Work task: Check the records below line by line for the string "content". Give the number of lines that contain it and nothing else.

Web page and app entries
-*-*-

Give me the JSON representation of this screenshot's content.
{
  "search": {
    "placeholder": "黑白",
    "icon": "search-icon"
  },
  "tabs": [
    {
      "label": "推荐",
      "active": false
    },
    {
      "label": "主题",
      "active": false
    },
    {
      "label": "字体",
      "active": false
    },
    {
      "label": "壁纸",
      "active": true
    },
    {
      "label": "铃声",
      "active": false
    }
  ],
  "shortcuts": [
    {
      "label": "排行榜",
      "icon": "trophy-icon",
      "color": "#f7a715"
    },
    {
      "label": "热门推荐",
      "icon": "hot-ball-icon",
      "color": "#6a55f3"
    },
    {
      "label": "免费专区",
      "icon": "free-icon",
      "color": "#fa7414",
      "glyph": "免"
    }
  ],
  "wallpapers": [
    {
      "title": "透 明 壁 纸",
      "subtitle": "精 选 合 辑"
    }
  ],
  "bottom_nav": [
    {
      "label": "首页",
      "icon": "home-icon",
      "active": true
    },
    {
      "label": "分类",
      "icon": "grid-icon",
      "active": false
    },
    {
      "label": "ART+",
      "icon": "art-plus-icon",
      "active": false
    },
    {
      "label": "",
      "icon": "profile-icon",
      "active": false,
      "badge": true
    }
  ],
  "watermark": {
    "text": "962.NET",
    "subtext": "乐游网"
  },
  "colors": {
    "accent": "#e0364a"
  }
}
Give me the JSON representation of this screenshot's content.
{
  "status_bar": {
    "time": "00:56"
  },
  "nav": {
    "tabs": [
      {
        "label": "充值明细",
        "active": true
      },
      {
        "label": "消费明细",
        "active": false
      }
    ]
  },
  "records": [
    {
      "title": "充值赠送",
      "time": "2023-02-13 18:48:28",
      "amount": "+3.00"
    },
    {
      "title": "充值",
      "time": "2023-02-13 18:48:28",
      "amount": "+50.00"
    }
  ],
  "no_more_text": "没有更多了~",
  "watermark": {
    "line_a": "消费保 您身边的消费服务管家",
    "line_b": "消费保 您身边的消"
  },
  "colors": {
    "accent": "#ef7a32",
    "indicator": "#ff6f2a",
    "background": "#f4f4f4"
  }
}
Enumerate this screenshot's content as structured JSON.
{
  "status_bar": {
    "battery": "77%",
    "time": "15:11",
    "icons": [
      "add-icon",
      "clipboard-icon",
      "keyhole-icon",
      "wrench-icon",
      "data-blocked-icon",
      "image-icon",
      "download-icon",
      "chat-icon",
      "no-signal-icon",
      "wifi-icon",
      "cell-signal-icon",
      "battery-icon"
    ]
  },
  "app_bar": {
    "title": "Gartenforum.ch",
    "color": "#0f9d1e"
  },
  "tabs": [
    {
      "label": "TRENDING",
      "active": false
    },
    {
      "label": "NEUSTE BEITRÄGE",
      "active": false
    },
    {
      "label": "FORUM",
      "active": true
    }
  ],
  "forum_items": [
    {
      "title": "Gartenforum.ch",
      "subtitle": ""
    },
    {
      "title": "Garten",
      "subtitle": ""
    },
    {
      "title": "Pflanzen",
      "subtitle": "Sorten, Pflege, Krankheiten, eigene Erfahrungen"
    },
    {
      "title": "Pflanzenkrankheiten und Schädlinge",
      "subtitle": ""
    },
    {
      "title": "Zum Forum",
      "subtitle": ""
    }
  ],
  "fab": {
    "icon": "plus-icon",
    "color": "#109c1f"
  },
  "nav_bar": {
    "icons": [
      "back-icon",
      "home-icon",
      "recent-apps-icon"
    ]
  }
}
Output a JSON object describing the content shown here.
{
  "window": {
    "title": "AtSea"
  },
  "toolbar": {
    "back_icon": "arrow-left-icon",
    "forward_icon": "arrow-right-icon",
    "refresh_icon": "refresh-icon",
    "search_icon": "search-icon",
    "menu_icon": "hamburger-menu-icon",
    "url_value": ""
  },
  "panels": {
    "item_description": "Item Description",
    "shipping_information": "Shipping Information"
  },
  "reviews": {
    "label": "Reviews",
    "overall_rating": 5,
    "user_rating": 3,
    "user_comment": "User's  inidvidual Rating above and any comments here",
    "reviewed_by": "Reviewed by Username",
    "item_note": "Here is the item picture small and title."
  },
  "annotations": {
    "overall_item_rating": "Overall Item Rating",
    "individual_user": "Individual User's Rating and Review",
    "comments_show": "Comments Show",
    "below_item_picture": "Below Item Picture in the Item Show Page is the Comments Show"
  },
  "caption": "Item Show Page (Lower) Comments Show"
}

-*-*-

Answer area: 4